= Your assignment =
Only lines with the string "Ctrl" should be returned from the data below.

= Records shown =
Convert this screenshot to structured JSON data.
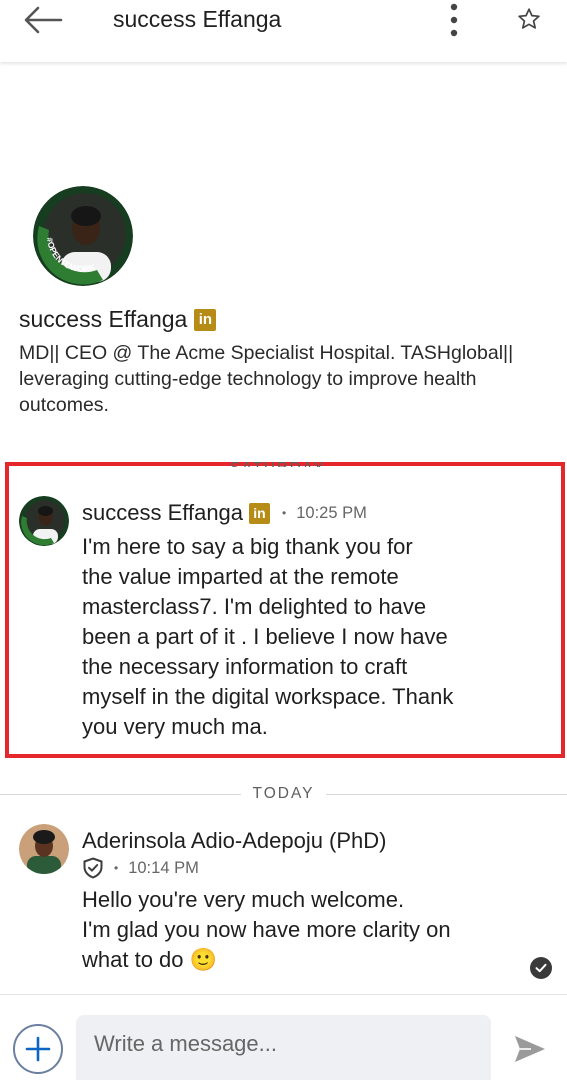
{
  "header": {
    "title": "success Effanga",
    "back_icon": "arrow-left-icon",
    "more_icon": "more-vertical-icon",
    "star_icon": "star-outline-icon"
  },
  "profile": {
    "name": "success Effanga",
    "badge": "in",
    "frame_text": "#OPENTOWORK",
    "headline": "MD|| CEO @ The Acme Specialist Hospital. TASHglobal|| leveraging cutting-edge technology to improve health outcomes."
  },
  "conversation": {
    "days": [
      {
        "label": "SATURDAY"
      },
      {
        "label": "TODAY"
      }
    ],
    "messages": [
      {
        "sender": "success Effanga",
        "badge": "in",
        "time": "10:25 PM",
        "text": "I'm here to say a big thank you for\nthe value imparted at the remote\nmasterclass7. I'm delighted to have\nbeen a part of it . I believe I now have\nthe necessary information to craft\nmyself in the digital workspace. Thank\nyou very much ma."
      },
      {
        "sender": "Aderinsola Adio-Adepoju (PhD)",
        "verified_icon": "shield-check-icon",
        "time": "10:14 PM",
        "text": "Hello you're very much welcome.\nI'm glad you now have more clarity on\nwhat to do 🙂"
      }
    ]
  },
  "composer": {
    "placeholder": "Write a message...",
    "value": ""
  },
  "colors": {
    "highlight_border": "#e5262b",
    "linkedin_badge": "#b78c16",
    "open_to_work_green": "#2e7d32"
  }
}
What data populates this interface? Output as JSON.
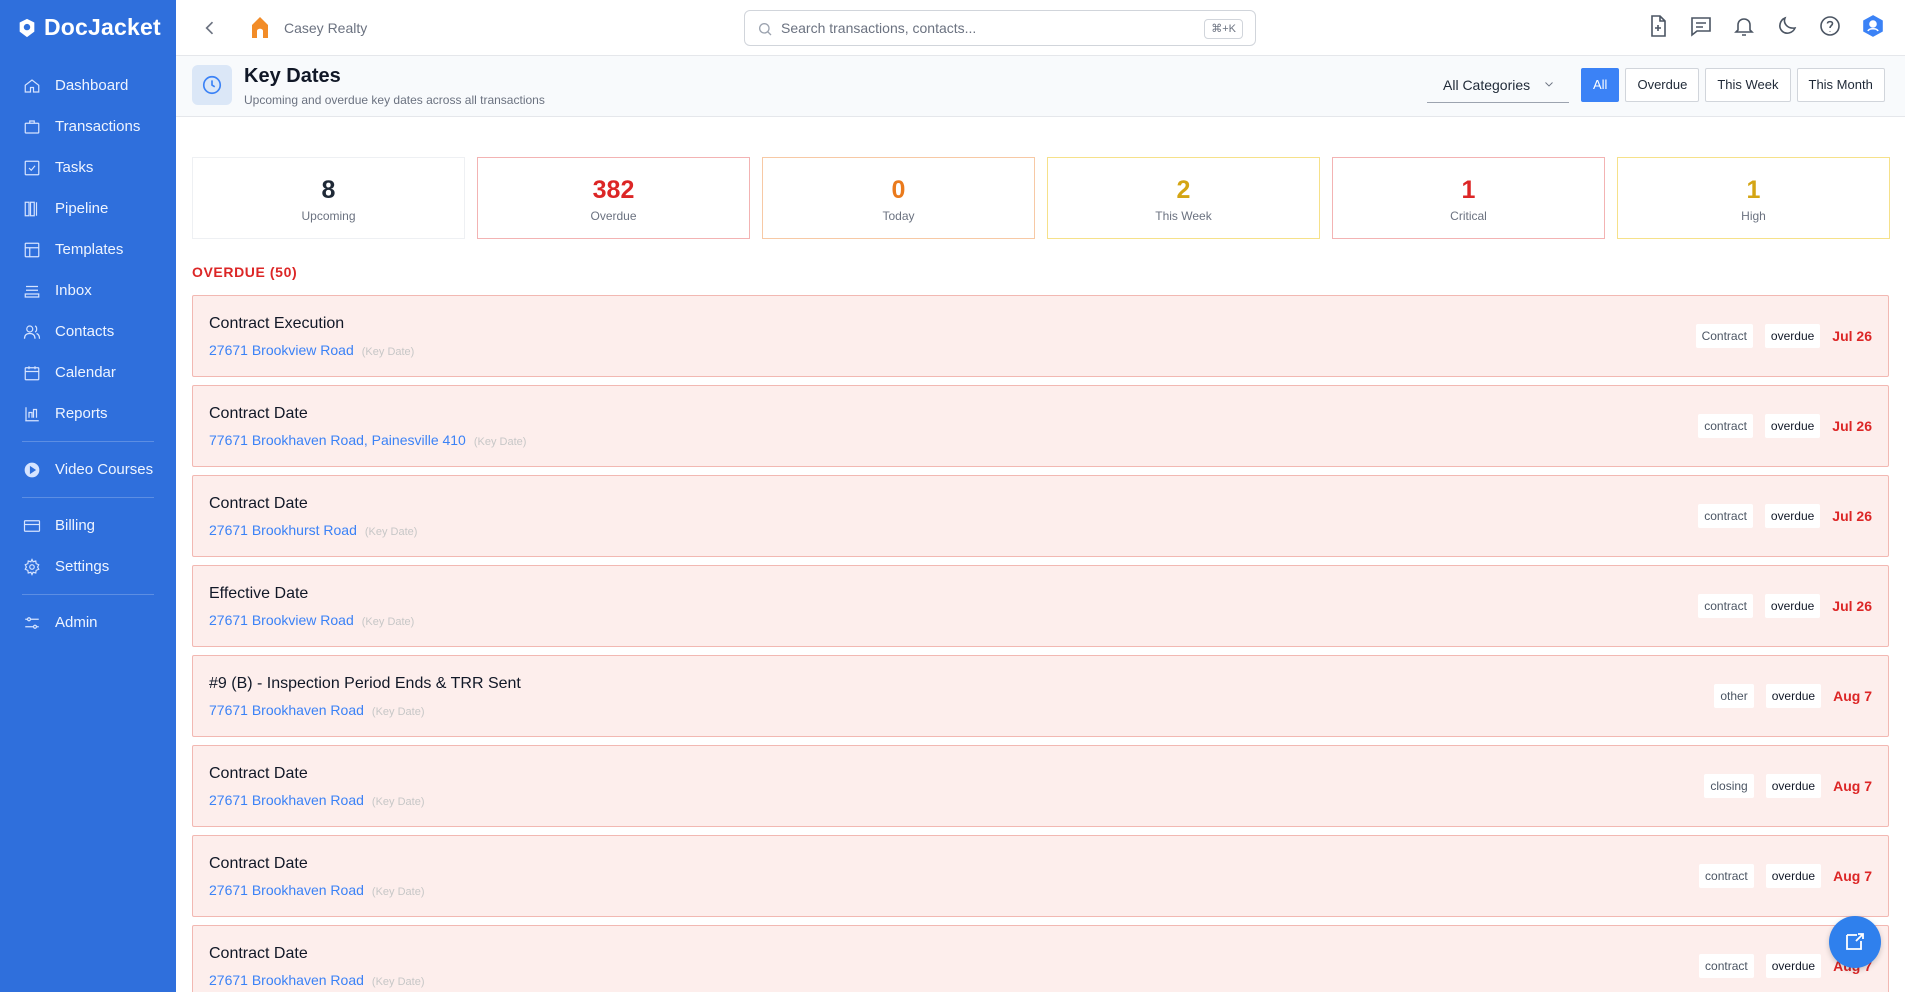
{
  "brand": {
    "name": "DocJacket"
  },
  "sidebar": {
    "items": [
      {
        "label": "Dashboard",
        "icon": "home-icon"
      },
      {
        "label": "Transactions",
        "icon": "briefcase-icon"
      },
      {
        "label": "Tasks",
        "icon": "check-square-icon"
      },
      {
        "label": "Pipeline",
        "icon": "columns-icon"
      },
      {
        "label": "Templates",
        "icon": "template-icon"
      },
      {
        "label": "Inbox",
        "icon": "inbox-icon"
      },
      {
        "label": "Contacts",
        "icon": "users-icon"
      },
      {
        "label": "Calendar",
        "icon": "calendar-icon"
      },
      {
        "label": "Reports",
        "icon": "bar-chart-icon"
      },
      {
        "label": "Video Courses",
        "icon": "play-circle-icon"
      },
      {
        "label": "Billing",
        "icon": "credit-card-icon"
      },
      {
        "label": "Settings",
        "icon": "gear-icon"
      },
      {
        "label": "Admin",
        "icon": "sliders-icon"
      }
    ]
  },
  "topbar": {
    "org_name": "Casey Realty",
    "search_placeholder": "Search transactions, contacts...",
    "search_shortcut": "⌘+K"
  },
  "header": {
    "title": "Key Dates",
    "subtitle": "Upcoming and overdue key dates across all transactions",
    "category_select": "All Categories",
    "filters": [
      "All",
      "Overdue",
      "This Week",
      "This Month"
    ],
    "active_filter": "All"
  },
  "stats": [
    {
      "value": "8",
      "label": "Upcoming",
      "color": "#1f2937"
    },
    {
      "value": "382",
      "label": "Overdue",
      "color": "#dc2626"
    },
    {
      "value": "0",
      "label": "Today",
      "color": "#ea7a1c"
    },
    {
      "value": "2",
      "label": "This Week",
      "color": "#d4a514"
    },
    {
      "value": "1",
      "label": "Critical",
      "color": "#dc2626"
    },
    {
      "value": "1",
      "label": "High",
      "color": "#d4a514"
    }
  ],
  "overdue_section": {
    "title": "OVERDUE (50)"
  },
  "rows": [
    {
      "title": "Contract Execution",
      "address": "27671 Brookview Road",
      "kind": "(Key Date)",
      "category": "Contract",
      "status": "overdue",
      "date": "Jul 26"
    },
    {
      "title": "Contract Date",
      "address": "77671 Brookhaven Road, Painesville 410",
      "kind": "(Key Date)",
      "category": "contract",
      "status": "overdue",
      "date": "Jul 26"
    },
    {
      "title": "Contract Date",
      "address": "27671 Brookhurst Road",
      "kind": "(Key Date)",
      "category": "contract",
      "status": "overdue",
      "date": "Jul 26"
    },
    {
      "title": "Effective Date",
      "address": "27671 Brookview Road",
      "kind": "(Key Date)",
      "category": "contract",
      "status": "overdue",
      "date": "Jul 26"
    },
    {
      "title": "#9 (B) - Inspection Period Ends & TRR Sent",
      "address": "77671 Brookhaven Road",
      "kind": "(Key Date)",
      "category": "other",
      "status": "overdue",
      "date": "Aug 7"
    },
    {
      "title": "Contract Date",
      "address": "27671 Brookhaven Road",
      "kind": "(Key Date)",
      "category": "closing",
      "status": "overdue",
      "date": "Aug 7"
    },
    {
      "title": "Contract Date",
      "address": "27671 Brookhaven Road",
      "kind": "(Key Date)",
      "category": "contract",
      "status": "overdue",
      "date": "Aug 7"
    },
    {
      "title": "Contract Date",
      "address": "27671 Brookhaven Road",
      "kind": "(Key Date)",
      "category": "contract",
      "status": "overdue",
      "date": "Aug 7"
    }
  ],
  "colors": {
    "sidebar": "#2f6fdc",
    "accent": "#3b82f6",
    "overdue": "#dc2626",
    "row_bg": "#fdeeec"
  }
}
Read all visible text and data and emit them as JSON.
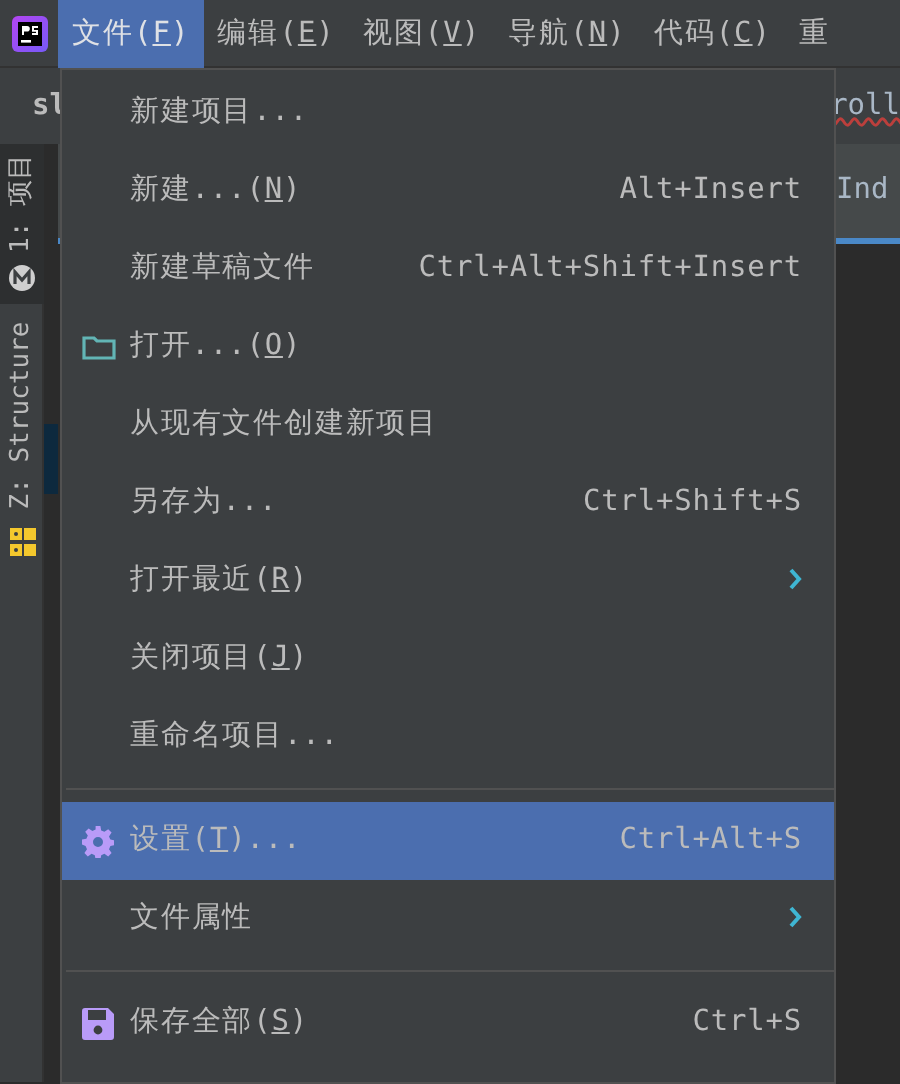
{
  "menubar": {
    "items": [
      {
        "label": "文件(",
        "mnemonic": "F",
        "suffix": ")",
        "selected": true
      },
      {
        "label": "编辑(",
        "mnemonic": "E",
        "suffix": ")",
        "selected": false
      },
      {
        "label": "视图(",
        "mnemonic": "V",
        "suffix": ")",
        "selected": false
      },
      {
        "label": "导航(",
        "mnemonic": "N",
        "suffix": ")",
        "selected": false
      },
      {
        "label": "代码(",
        "mnemonic": "C",
        "suffix": ")",
        "selected": false
      },
      {
        "label": "重",
        "selected": false
      }
    ]
  },
  "editor": {
    "tab_left": "sl",
    "tab_right": "roll",
    "field_text": "Ind"
  },
  "tool_windows": [
    {
      "label": "1: 项目",
      "selected": true
    },
    {
      "label": "Z: Structure",
      "selected": false
    }
  ],
  "file_menu": [
    {
      "kind": "item",
      "label": "新建项目...",
      "selected": false
    },
    {
      "kind": "item",
      "label": "新建...(",
      "mnemonic": "N",
      "suffix": ")",
      "shortcut": "Alt+Insert",
      "selected": false
    },
    {
      "kind": "item",
      "label": "新建草稿文件",
      "shortcut": "Ctrl+Alt+Shift+Insert",
      "selected": false
    },
    {
      "kind": "item",
      "label": "打开...(",
      "mnemonic": "O",
      "suffix": ")",
      "selected": false
    },
    {
      "kind": "item",
      "label": "从现有文件创建新项目",
      "selected": false
    },
    {
      "kind": "item",
      "label": "另存为...",
      "shortcut": "Ctrl+Shift+S",
      "selected": false
    },
    {
      "kind": "item",
      "label": "打开最近(",
      "mnemonic": "R",
      "suffix": ")",
      "submenu": true,
      "selected": false
    },
    {
      "kind": "item",
      "label": "关闭项目(",
      "mnemonic": "J",
      "suffix": ")",
      "selected": false
    },
    {
      "kind": "item",
      "label": "重命名项目...",
      "selected": false
    },
    {
      "kind": "separator"
    },
    {
      "kind": "item",
      "label": "设置(",
      "mnemonic": "T",
      "suffix": ")...",
      "shortcut": "Ctrl+Alt+S",
      "selected": true
    },
    {
      "kind": "item",
      "label": "文件属性",
      "submenu": true,
      "selected": false
    },
    {
      "kind": "separator"
    },
    {
      "kind": "item",
      "label": "保存全部(",
      "mnemonic": "S",
      "suffix": ")",
      "shortcut": "Ctrl+S",
      "selected": false
    }
  ]
}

= Task response =
      "shortcut": "Ctrl+Alt+Shift+Insert",
      "shortcut": "Ctrl+Shift+S",
      "shortcut": "Ctrl+Alt+S",
      "shortcut": "Ctrl+S",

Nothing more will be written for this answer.